What the exercise asks: Produce an exact copy of the listing.

Top of Supplied information

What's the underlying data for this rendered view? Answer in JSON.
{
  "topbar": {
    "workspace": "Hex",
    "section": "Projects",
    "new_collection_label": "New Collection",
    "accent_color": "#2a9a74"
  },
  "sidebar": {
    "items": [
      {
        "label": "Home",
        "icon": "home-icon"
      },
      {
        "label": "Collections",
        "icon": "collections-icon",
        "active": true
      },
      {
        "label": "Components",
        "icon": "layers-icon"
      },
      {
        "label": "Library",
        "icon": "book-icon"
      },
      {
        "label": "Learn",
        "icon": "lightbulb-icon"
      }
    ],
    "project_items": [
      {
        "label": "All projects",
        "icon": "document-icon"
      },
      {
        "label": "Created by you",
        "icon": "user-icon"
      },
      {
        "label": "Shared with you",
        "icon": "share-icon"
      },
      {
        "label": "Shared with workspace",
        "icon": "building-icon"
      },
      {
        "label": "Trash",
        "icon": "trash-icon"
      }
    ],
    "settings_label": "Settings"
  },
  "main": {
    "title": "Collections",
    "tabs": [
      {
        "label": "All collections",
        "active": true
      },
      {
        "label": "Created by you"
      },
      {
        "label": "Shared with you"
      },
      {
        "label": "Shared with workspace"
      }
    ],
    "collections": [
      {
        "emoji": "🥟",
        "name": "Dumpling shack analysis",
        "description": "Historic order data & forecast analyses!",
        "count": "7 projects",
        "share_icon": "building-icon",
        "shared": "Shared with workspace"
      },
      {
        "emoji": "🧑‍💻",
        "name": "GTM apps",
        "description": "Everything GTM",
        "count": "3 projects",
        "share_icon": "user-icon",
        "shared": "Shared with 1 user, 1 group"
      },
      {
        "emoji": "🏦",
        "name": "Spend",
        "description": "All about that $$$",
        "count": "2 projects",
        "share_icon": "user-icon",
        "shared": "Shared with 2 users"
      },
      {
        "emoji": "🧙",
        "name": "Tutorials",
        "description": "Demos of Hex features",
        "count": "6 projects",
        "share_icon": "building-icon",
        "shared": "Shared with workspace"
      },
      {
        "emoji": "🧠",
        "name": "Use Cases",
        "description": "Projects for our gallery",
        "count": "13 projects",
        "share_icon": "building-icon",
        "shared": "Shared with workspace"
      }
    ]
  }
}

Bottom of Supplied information

Exercise solution:
What's the underlying data for this rendered view? Answer in JSON.
{
  "topbar": {
    "workspace": "Hex",
    "section": "Projects",
    "new_collection_label": "New Collection",
    "accent_color": "#2a9a74"
  },
  "sidebar": {
    "items": [
      {
        "label": "Home",
        "icon": "home-icon"
      },
      {
        "label": "Collections",
        "icon": "collections-icon",
        "active": true
      },
      {
        "label": "Components",
        "icon": "layers-icon"
      },
      {
        "label": "Library",
        "icon": "book-icon"
      },
      {
        "label": "Learn",
        "icon": "lightbulb-icon"
      }
    ],
    "project_items": [
      {
        "label": "All projects",
        "icon": "document-icon"
      },
      {
        "label": "Created by you",
        "icon": "user-icon"
      },
      {
        "label": "Shared with you",
        "icon": "share-icon"
      },
      {
        "label": "Shared with workspace",
        "icon": "building-icon"
      },
      {
        "label": "Trash",
        "icon": "trash-icon"
      }
    ],
    "settings_label": "Settings"
  },
  "main": {
    "title": "Collections",
    "tabs": [
      {
        "label": "All collections",
        "active": true
      },
      {
        "label": "Created by you"
      },
      {
        "label": "Shared with you"
      },
      {
        "label": "Shared with workspace"
      }
    ],
    "collections": [
      {
        "emoji": "🥟",
        "name": "Dumpling shack analysis",
        "description": "Historic order data & forecast analyses!",
        "count": "7 projects",
        "share_icon": "building-icon",
        "shared": "Shared with workspace"
      },
      {
        "emoji": "🧑‍💻",
        "name": "GTM apps",
        "description": "Everything GTM",
        "count": "3 projects",
        "share_icon": "user-icon",
        "shared": "Shared with 1 user, 1 group"
      },
      {
        "emoji": "🏦",
        "name": "Spend",
        "description": "All about that $$$",
        "count": "2 projects",
        "share_icon": "user-icon",
        "shared": "Shared with 2 users"
      },
      {
        "emoji": "🧙",
        "name": "Tutorials",
        "description": "Demos of Hex features",
        "count": "6 projects",
        "share_icon": "building-icon",
        "shared": "Shared with workspace"
      },
      {
        "emoji": "🧠",
        "name": "Use Cases",
        "description": "Projects for our gallery",
        "count": "13 projects",
        "share_icon": "building-icon",
        "shared": "Shared with workspace"
      }
    ]
  }
}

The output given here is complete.